Sheppard’s Second, and more
John Sheppard (c.1515–1558), who often falls in the shadow cast by the more renowned Byrd and Tallis, was one of the great composers of the English renaissance, writing during what has been called the “golden age” of English cathedral music. His career, much of which was spent as Informator Choristarum of Magdalen College, Oxford, and as a Gentleman of the Chapel Royal, was served under three monarchs: Edward VI, his sister Mary I, and Elizabeth I.
Despite his underservedly second-class reputation (now happily on the rise), he is responsible for some of the most beautiful music written in England during this period, and thus, as George Steel has said, for some of the most beautiful music written, ever. His setting of the Compline respond In pace in idipsum and the antiphon Libera nos, salva nos are peerless, as is his stunning six-part ‘Cantate’ mass, a paragon of the form in its Sarum-rite expression.
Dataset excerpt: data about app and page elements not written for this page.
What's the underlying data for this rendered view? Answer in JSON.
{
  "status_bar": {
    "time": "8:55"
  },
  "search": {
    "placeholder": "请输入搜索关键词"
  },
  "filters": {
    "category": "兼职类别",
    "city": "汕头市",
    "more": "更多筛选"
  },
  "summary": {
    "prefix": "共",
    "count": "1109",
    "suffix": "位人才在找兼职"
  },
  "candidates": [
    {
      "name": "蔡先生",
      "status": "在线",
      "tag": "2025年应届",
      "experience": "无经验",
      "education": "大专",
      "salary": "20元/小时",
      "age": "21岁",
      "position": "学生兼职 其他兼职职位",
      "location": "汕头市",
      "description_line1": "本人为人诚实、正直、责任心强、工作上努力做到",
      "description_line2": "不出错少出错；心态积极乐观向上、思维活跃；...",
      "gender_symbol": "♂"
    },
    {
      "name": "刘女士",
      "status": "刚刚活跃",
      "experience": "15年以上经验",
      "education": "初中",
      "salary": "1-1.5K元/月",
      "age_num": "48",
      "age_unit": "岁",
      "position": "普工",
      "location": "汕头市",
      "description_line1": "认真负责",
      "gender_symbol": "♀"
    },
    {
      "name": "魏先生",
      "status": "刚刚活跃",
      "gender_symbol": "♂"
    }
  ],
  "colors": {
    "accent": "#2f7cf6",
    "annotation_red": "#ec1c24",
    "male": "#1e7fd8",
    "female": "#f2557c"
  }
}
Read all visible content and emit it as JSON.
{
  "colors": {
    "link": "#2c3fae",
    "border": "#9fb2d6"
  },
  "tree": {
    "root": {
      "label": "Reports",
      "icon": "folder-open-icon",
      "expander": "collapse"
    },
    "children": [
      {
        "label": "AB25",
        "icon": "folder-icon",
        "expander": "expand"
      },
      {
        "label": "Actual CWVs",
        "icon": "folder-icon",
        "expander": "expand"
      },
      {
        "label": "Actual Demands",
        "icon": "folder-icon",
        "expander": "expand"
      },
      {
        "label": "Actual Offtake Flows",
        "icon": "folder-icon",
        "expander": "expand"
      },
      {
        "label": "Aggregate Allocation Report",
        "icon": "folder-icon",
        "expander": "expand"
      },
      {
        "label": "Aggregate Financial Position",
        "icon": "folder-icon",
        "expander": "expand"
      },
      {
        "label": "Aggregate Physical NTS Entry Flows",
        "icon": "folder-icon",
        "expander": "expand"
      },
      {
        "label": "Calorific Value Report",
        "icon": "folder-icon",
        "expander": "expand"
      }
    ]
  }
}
His five-part setting of the Lord’s Prayer, written for its appointed recitation at the very beginning of Thomas Cranmer’s Communion office, is one of the few settings of the prayer, and it is very fine indeed.
Recent recordings of note include Stile Antico’s “Media vita,” and that group has included some of Sheppard’s best-known works (the In pace and Libera nos, as well as his three In manus tuas settings) on their earlier album, “Music for Compline.” Of note also is Paul McCreesh’s monumental reconstruction of a historical Sarum mass in Salisbury Cathedral, using the ‘Cantate’ mass for the ordinary.
Below, the evening canticles from Sheppard’s magnificent Second Service, sung by the choir of Christ Church Cathedral, Oxford.